Looking Ahead to the Future
Although most area residents know Mold-Rite as a local company, not everyone realizes it is a national company with two other locations in New Jersey and Ohio. All three Mold-Rite locations have solid growth projections for 2018. “Much of our new business is coming from high-volume customers,” said Zeisloft. “We’ve always been much more of a niche company that will do anywhere from one case for a customer to millions of caps that will go on a container overseas.” Now, Mold-Rite is starting to get bigger business from customers such as major pharmaceutical companies across the United States, while also maintaining its smaller business. The company’s forecast for 2018 is even bigger, according to Zeisloft. “We’re growing at an astounding rate,” he said. Mold-Rite currently employs about 450 employees locally in the region. “I often jokingly remind people that we employ 2.3 percent of the population of Plattsburgh,” said Zeisloft.
Moving forward into 2018, Mundy and the CVPH team are budgeted to achieve a 1.5 percent margin. “I think our long-term goal is around 3 percent,” said Mundy, referencing how the goal will force them to reinvest in their own organization. Healthcare is certainly changing dramatically. In particular, the way it is paid for is changing. For CVPH, this will likely translate into assuming for risk with insurance contracts. “At 2 a.m., find me an insurance company that’s awake,” said Mundy. “It’s the healthcare provider who you trust….” Part of the solution, according to Mundy, is investing in more preventative care facilities and programs. “By assuming more risk, we have the resources to invest in the community,” he said.

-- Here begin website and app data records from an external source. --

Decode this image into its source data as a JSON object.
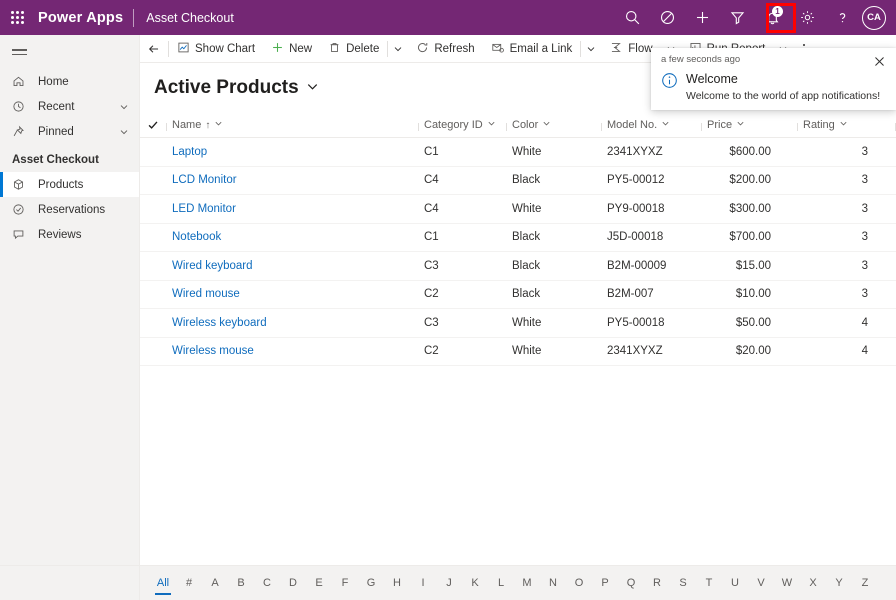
{
  "appbar": {
    "waffle_label": "app-launcher",
    "brand": "Power Apps",
    "app_name": "Asset Checkout",
    "icons": [
      {
        "name": "search-icon",
        "label": "Search"
      },
      {
        "name": "focus-mode-icon",
        "label": "Focused view"
      },
      {
        "name": "quick-create-icon",
        "label": "New"
      },
      {
        "name": "filter-icon",
        "label": "Filter"
      },
      {
        "name": "notifications-bell-icon",
        "label": "Notifications"
      },
      {
        "name": "settings-gear-icon",
        "label": "Settings"
      },
      {
        "name": "help-icon",
        "label": "Help"
      }
    ],
    "notification_badge": "1",
    "avatar_initials": "CA",
    "brand_color": "#742774",
    "highlight_color": "#ff0000"
  },
  "sidebar": {
    "hamburger_label": "Collapse navigation",
    "items": [
      {
        "label": "Home",
        "icon": "home-icon",
        "chevron": false,
        "selected": false
      },
      {
        "label": "Recent",
        "icon": "clock-icon",
        "chevron": true,
        "selected": false
      },
      {
        "label": "Pinned",
        "icon": "pin-icon",
        "chevron": true,
        "selected": false
      }
    ],
    "group_title": "Asset Checkout",
    "group_items": [
      {
        "label": "Products",
        "icon": "cube-icon",
        "selected": true
      },
      {
        "label": "Reservations",
        "icon": "check-circle-icon",
        "selected": false
      },
      {
        "label": "Reviews",
        "icon": "comment-icon",
        "selected": false
      }
    ],
    "selected_accent": "#0078d4"
  },
  "commandbar": {
    "back_label": "Back",
    "buttons": [
      {
        "label": "Show Chart",
        "icon": "chart-icon"
      },
      {
        "label": "New",
        "icon": "plus-icon"
      },
      {
        "label": "Delete",
        "icon": "trash-icon"
      },
      {
        "label": "Refresh",
        "icon": "refresh-icon"
      },
      {
        "label": "Email a Link",
        "icon": "email-link-icon"
      },
      {
        "label": "Flow",
        "icon": "flow-icon"
      },
      {
        "label": "Run Report",
        "icon": "report-icon"
      }
    ],
    "overflow_label": "More commands"
  },
  "view": {
    "title": "Active Products",
    "title_chevron": "chevron-down-icon"
  },
  "grid": {
    "select_all_label": "Select all",
    "columns": [
      {
        "label": "Name",
        "sorted": true,
        "sort_arrow": "↑"
      },
      {
        "label": "Category ID",
        "sorted": false,
        "sort_arrow": ""
      },
      {
        "label": "Color",
        "sorted": false,
        "sort_arrow": ""
      },
      {
        "label": "Model No.",
        "sorted": false,
        "sort_arrow": ""
      },
      {
        "label": "Price",
        "sorted": false,
        "sort_arrow": ""
      },
      {
        "label": "Rating",
        "sorted": false,
        "sort_arrow": ""
      }
    ],
    "rows": [
      {
        "name": "Laptop",
        "category": "C1",
        "color": "White",
        "model": "2341XYXZ",
        "price": "$600.00",
        "rating": "3"
      },
      {
        "name": "LCD Monitor",
        "category": "C4",
        "color": "Black",
        "model": "PY5-00012",
        "price": "$200.00",
        "rating": "3"
      },
      {
        "name": "LED Monitor",
        "category": "C4",
        "color": "White",
        "model": "PY9-00018",
        "price": "$300.00",
        "rating": "3"
      },
      {
        "name": "Notebook",
        "category": "C1",
        "color": "Black",
        "model": "J5D-00018",
        "price": "$700.00",
        "rating": "3"
      },
      {
        "name": "Wired keyboard",
        "category": "C3",
        "color": "Black",
        "model": "B2M-00009",
        "price": "$15.00",
        "rating": "3"
      },
      {
        "name": "Wired mouse",
        "category": "C2",
        "color": "Black",
        "model": "B2M-007",
        "price": "$10.00",
        "rating": "3"
      },
      {
        "name": "Wireless keyboard",
        "category": "C3",
        "color": "White",
        "model": "PY5-00018",
        "price": "$50.00",
        "rating": "4"
      },
      {
        "name": "Wireless mouse",
        "category": "C2",
        "color": "White",
        "model": "2341XYXZ",
        "price": "$20.00",
        "rating": "4"
      }
    ],
    "link_color": "#0f6cbd"
  },
  "alphabet_filter": {
    "active": "All",
    "items": [
      "All",
      "#",
      "A",
      "B",
      "C",
      "D",
      "E",
      "F",
      "G",
      "H",
      "I",
      "J",
      "K",
      "L",
      "M",
      "N",
      "O",
      "P",
      "Q",
      "R",
      "S",
      "T",
      "U",
      "V",
      "W",
      "X",
      "Y",
      "Z"
    ]
  },
  "notification": {
    "time": "a few seconds ago",
    "title": "Welcome",
    "message": "Welcome to the world of app notifications!",
    "close_label": "Dismiss",
    "icon": "info-circle-icon",
    "accent": "#0f6cbd"
  }
}
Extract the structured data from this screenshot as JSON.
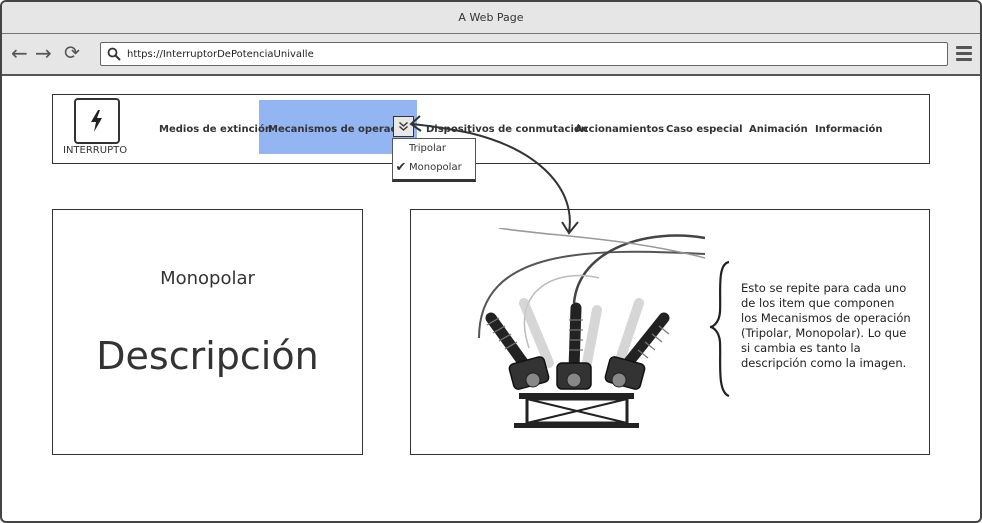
{
  "window": {
    "title": "A Web Page"
  },
  "browser": {
    "back_icon": "arrow-left",
    "forward_icon": "arrow-right",
    "reload_icon": "reload",
    "url": "https://InterruptorDePotenciaUnivalle",
    "menu_icon": "hamburger"
  },
  "logo": {
    "text": "INTERRUPTO",
    "icon": "lightning-bolt"
  },
  "nav": {
    "items": [
      "Medios de extinción",
      "Mecanismos de operación",
      "Dispositivos de conmutación",
      "Accionamientos",
      "Caso especial",
      "Animación",
      "Información"
    ],
    "active_color": "#93b5f2"
  },
  "dropdown": {
    "items": [
      {
        "label": "Tripolar",
        "checked": false
      },
      {
        "label": "Monopolar",
        "checked": true
      }
    ]
  },
  "left_panel": {
    "subtitle": "Monopolar",
    "title": "Descripción"
  },
  "right_panel": {
    "image": "high-voltage-circuit-breaker",
    "note": "Esto se repite para cada uno de los item que componen los Mecanismos de operación (Tripolar, Monopolar). Lo que si cambia es tanto la descripción como la imagen."
  }
}
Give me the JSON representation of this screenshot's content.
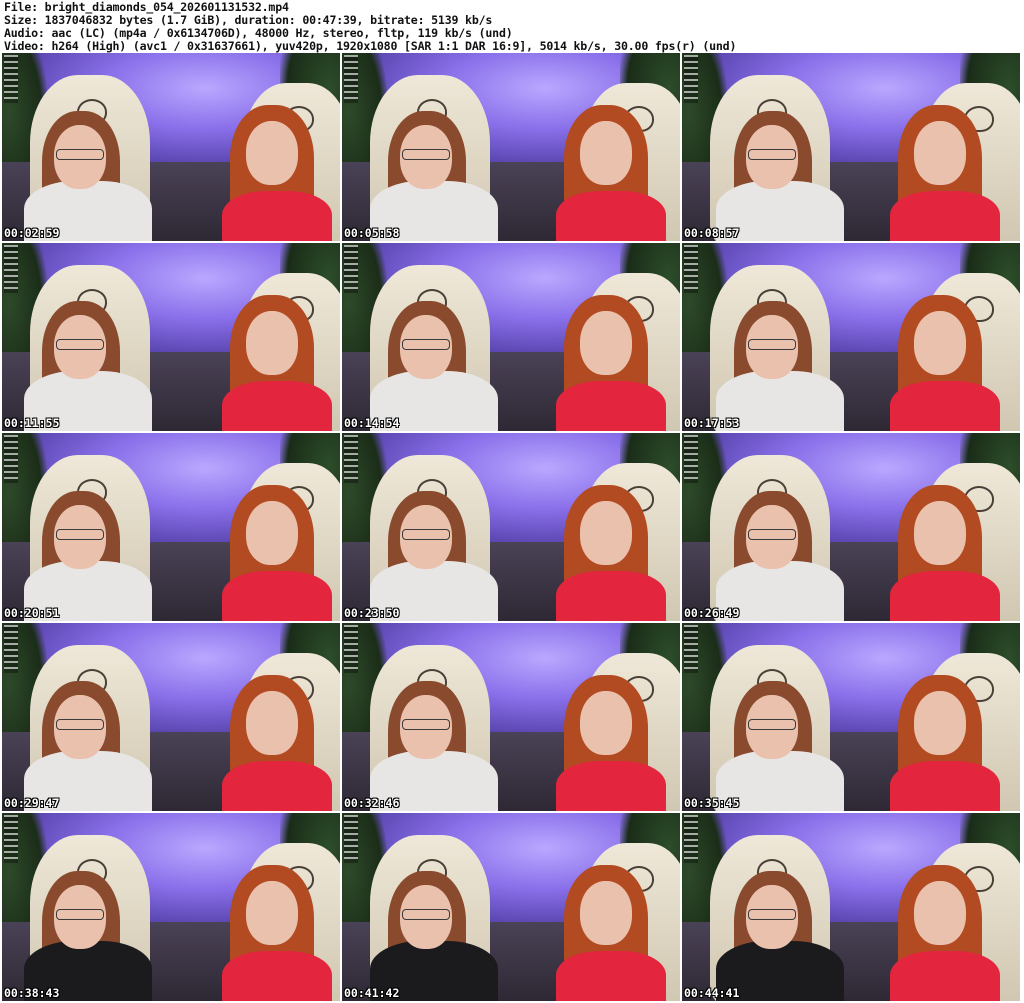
{
  "info": {
    "line1": "File: bright_diamonds_054_202601131532.mp4",
    "line2": "Size: 1837046832 bytes (1.7 GiB), duration: 00:47:39, bitrate: 5139 kb/s",
    "line3": "Audio: aac (LC) (mp4a / 0x6134706D), 48000 Hz, stereo, fltp, 119 kb/s (und)",
    "line4": "Video: h264 (High) (avc1 / 0x31637661), yuv420p, 1920x1080 [SAR 1:1 DAR 16:9], 5014 kb/s, 30.00 fps(r) (und)"
  },
  "thumbnails": [
    {
      "timestamp": "00:02:59",
      "top": "white",
      "right_top": "red"
    },
    {
      "timestamp": "00:05:58",
      "top": "white",
      "right_top": "red"
    },
    {
      "timestamp": "00:08:57",
      "top": "white",
      "right_top": "red"
    },
    {
      "timestamp": "00:11:55",
      "top": "white",
      "right_top": "red"
    },
    {
      "timestamp": "00:14:54",
      "top": "white",
      "right_top": "red"
    },
    {
      "timestamp": "00:17:53",
      "top": "white",
      "right_top": "red"
    },
    {
      "timestamp": "00:20:51",
      "top": "white",
      "right_top": "red"
    },
    {
      "timestamp": "00:23:50",
      "top": "white",
      "right_top": "red"
    },
    {
      "timestamp": "00:26:49",
      "top": "white",
      "right_top": "red"
    },
    {
      "timestamp": "00:29:47",
      "top": "white",
      "right_top": "red"
    },
    {
      "timestamp": "00:32:46",
      "top": "white",
      "right_top": "red"
    },
    {
      "timestamp": "00:35:45",
      "top": "white",
      "right_top": "red"
    },
    {
      "timestamp": "00:38:43",
      "top": "black",
      "right_top": "red"
    },
    {
      "timestamp": "00:41:42",
      "top": "black",
      "right_top": "red"
    },
    {
      "timestamp": "00:44:41",
      "top": "black",
      "right_top": "red"
    }
  ],
  "colors": {
    "white_top": "#e8e6e4",
    "black_top": "#1b1a1d",
    "red_top": "#e3253d",
    "left_hair": "#8a4a2e",
    "right_hair": "#b24a22"
  }
}
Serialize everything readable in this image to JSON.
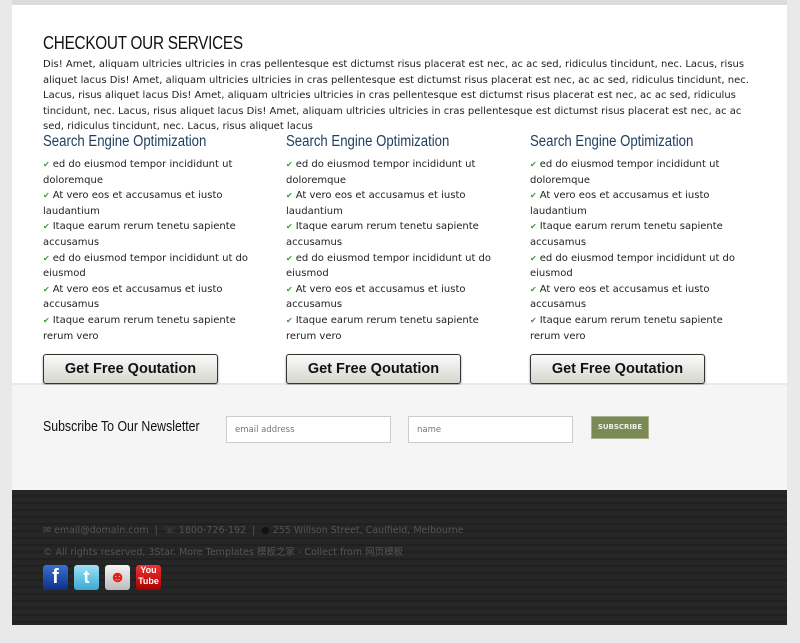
{
  "services": {
    "title": "CHECKOUT OUR SERVICES",
    "intro": "Dis! Amet, aliquam ultricies ultricies in cras pellentesque est dictumst risus placerat est nec, ac ac sed, ridiculus tincidunt, nec. Lacus, risus aliquet lacus Dis! Amet, aliquam ultricies ultricies in cras pellentesque est dictumst risus placerat est nec, ac ac sed, ridiculus tincidunt, nec. Lacus, risus aliquet lacus Dis! Amet, aliquam ultricies ultricies in cras pellentesque est dictumst risus placerat est nec, ac ac sed, ridiculus tincidunt, nec. Lacus, risus aliquet lacus Dis! Amet, aliquam ultricies ultricies in cras pellentesque est dictumst risus placerat est nec, ac ac sed, ridiculus tincidunt, nec. Lacus, risus aliquet lacus",
    "columns": [
      {
        "title": "Search Engine Optimization",
        "items": [
          "ed do eiusmod tempor incididunt ut doloremque",
          "At vero eos et accusamus et iusto laudantium",
          "Itaque earum rerum tenetu sapiente accusamus",
          "ed do eiusmod tempor incididunt ut do eiusmod",
          "At vero eos et accusamus et iusto accusamus",
          "Itaque earum rerum tenetu sapiente rerum vero"
        ],
        "button": "Get Free Qoutation"
      },
      {
        "title": "Search Engine Optimization",
        "items": [
          "ed do eiusmod tempor incididunt ut doloremque",
          "At vero eos et accusamus et iusto laudantium",
          "Itaque earum rerum tenetu sapiente accusamus",
          "ed do eiusmod tempor incididunt ut do eiusmod",
          "At vero eos et accusamus et iusto accusamus",
          "Itaque earum rerum tenetu sapiente rerum vero"
        ],
        "button": "Get Free Qoutation"
      },
      {
        "title": "Search Engine Optimization",
        "items": [
          "ed do eiusmod tempor incididunt ut doloremque",
          "At vero eos et accusamus et iusto laudantium",
          "Itaque earum rerum tenetu sapiente accusamus",
          "ed do eiusmod tempor incididunt ut do eiusmod",
          "At vero eos et accusamus et iusto accusamus",
          "Itaque earum rerum tenetu sapiente rerum vero"
        ],
        "button": "Get Free Qoutation"
      }
    ]
  },
  "newsletter": {
    "label": "Subscribe To Our Newsletter",
    "email_placeholder": "email address",
    "name_placeholder": "name",
    "button": "SUBSCRIBE"
  },
  "footer": {
    "email": "email@domain.com",
    "phone": "1800-726-192",
    "address": "255  Willson Street, Caulfield, Melbourne",
    "copyright": "© All rights reserved, 3Star. More Templates 模板之家 - Collect from 网页模板",
    "social": [
      {
        "icon": "facebook-icon",
        "label": "f"
      },
      {
        "icon": "twitter-icon",
        "label": "t"
      },
      {
        "icon": "reddit-icon",
        "label": "☻"
      },
      {
        "icon": "youtube-icon",
        "label": "You Tube"
      }
    ]
  },
  "colors": {
    "heading": "#1d3e5e",
    "check": "#3a9a3a",
    "subscribe": "#7a8a55",
    "footer": "#242424"
  }
}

The Northeast Group is truly an international company, with major clients in Germany, Italy, the Pacific Rim, Canada, and Mexico, to name a few. “In the logistics business, as the world shrinks and as e-commerce continues to grow by almost double digits every year, reverse-logistics, returns-processing, and other operations like that become paramount. There are warehouses that are flourishing all over the country,” said Carpenter.
On to 2018!
What do commercial real estate, the restaurant industry, finance, the District Attorney’s Office, healthcare, manufacturing, senior care, and warehousing have in common? Local employees, a passion for supporting the community, and a desire to conquer new challenges that come their way. The road into 2018 certainly looks bright.